The system has a lot of stuff. The business side of things–the bookstores, publishers, media outlets, marketing system, all clumsily milking the collective will of the human organism for profit—those guys are loaded with stuff they can  do. Judgements. Money. The lists, awards, mentions, invitations. The (free) lunches. All the apparatus of industry like a thicket of spears and you are but a morsel.

When these guys talk to you and tell you you’re finished or hint that maybe you should think about selling shoes instead of writing or make reassuring noises but don’t return your calls, you may be tempted to feel like the people in this system, being in control of things like they are, must therefore know something you don’t. It’s natural to cling to authority—any authority—when times are hard. And sure. ‘They’ may know something you don’t. Maybe. But they don’t know everything.

This ain’t Delphi. There are no oracles. Shit happens and a surprising amount of the time, people don’t know why. Hey, we don’t even know what dark matter is made of and it’s fundamental to the Universe but I digress.

I don’t know what’s possible for me or for you, for any of us who are good enough to get published but not able to break through for whatever reason. I don’t have any answers.

I know you have the power, though.

You have the power. You. Because you choose to make something out of nothing. You choose to let in the wind and the rain. Everybody else puts up an umbrella and you stand out in the weather and build sandcastles in it. That’s what we do.

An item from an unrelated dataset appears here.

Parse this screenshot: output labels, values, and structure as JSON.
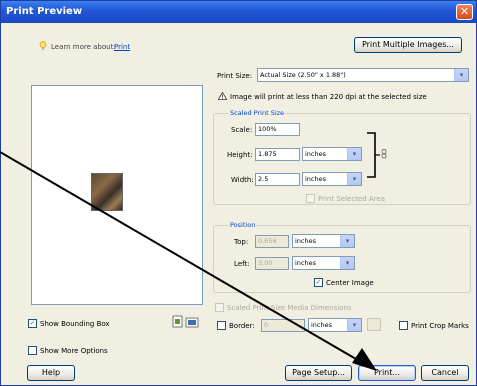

And that madcap optimism is what the human spirit is about. Taking risks. Falling down. Refusing to accept the things our rational minds tell us we must accept; if we did, we may as well lie down and die. No. We make things even though we know it’s all sort of futile, because there’s a tiny chance that something good–we know not what–may come of it. And a tiny chance is better than no chance. A tiny chance is everything.

Creativity is a radical act because it claims the power that each of us has within ourselves to do something real. It means that for that moment, we don’t belong to anyone. To create is to be hopeful. And that is a huge high–you know it is because you’ve felt it.

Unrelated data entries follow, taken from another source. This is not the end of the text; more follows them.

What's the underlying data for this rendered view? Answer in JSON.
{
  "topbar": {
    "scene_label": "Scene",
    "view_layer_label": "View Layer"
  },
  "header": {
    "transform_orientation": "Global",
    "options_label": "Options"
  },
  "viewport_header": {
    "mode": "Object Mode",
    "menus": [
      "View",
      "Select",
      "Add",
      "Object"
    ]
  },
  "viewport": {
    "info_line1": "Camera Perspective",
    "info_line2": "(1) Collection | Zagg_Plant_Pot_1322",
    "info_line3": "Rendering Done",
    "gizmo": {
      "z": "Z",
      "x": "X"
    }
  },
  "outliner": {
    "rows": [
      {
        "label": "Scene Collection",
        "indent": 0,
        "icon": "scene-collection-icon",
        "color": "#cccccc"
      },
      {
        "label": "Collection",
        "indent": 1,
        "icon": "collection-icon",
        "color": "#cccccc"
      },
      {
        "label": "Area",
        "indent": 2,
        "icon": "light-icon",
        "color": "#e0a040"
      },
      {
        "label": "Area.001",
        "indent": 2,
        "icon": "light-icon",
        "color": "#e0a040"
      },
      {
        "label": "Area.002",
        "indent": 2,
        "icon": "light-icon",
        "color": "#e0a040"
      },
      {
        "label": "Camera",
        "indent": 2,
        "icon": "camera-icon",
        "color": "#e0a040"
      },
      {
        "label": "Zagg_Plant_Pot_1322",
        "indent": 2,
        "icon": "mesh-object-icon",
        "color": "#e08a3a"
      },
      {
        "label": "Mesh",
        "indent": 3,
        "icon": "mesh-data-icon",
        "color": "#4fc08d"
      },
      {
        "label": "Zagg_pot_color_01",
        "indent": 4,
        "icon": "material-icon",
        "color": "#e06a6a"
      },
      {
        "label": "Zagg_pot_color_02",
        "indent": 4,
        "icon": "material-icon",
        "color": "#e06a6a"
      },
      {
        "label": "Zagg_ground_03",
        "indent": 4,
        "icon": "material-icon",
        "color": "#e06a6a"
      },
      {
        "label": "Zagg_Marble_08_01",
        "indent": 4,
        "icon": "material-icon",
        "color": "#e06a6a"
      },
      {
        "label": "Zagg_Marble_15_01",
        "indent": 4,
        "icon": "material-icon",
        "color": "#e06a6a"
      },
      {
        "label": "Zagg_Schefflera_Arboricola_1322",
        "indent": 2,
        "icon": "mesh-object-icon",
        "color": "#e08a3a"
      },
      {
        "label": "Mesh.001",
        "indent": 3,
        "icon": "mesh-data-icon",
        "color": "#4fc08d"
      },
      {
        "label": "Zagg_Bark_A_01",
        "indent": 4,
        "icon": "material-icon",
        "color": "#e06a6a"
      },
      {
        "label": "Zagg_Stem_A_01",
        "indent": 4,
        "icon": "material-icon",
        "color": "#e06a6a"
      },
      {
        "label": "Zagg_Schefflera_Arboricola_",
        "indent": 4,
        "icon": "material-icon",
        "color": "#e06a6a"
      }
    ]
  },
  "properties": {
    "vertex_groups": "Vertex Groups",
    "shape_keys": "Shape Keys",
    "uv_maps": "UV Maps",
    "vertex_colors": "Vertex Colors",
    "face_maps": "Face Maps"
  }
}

There are really big forces at work in the world that don’t want people like us to have hope, much less express or share it or in so doing, free others to feel it. We are easier to control when depressed, miserable, defeated. Have you noticed this? I have. Fight back.

To create is to express freedom. To create is to express hope.

Hope is contagious.

Take some from me. And pass it on.

 

Dragon fight

If the reason I write SF could be embodied in one person, she would be Anne McCaffrey. I loved her early Pern books, literally to pieces. The older I get, the more I appreciate what she did as a writer and as a person. If I’m honest and put aside my various pretensions, I can clearly see the ways that Anne McCaffrey gave twelve-year old me nothing less than a road map to how to live.

I wonder what she would say if she were still with us. On Pern, the different factions that share the planet go through all kinds of conflict as their seemingly-stable society is forced to evolve. There are fights. But the one truth that the protagonists all adhere to is this: Dragon must not be allowed to fight dragon.

That has really stayed with me, all these years. I’m thinking about it now.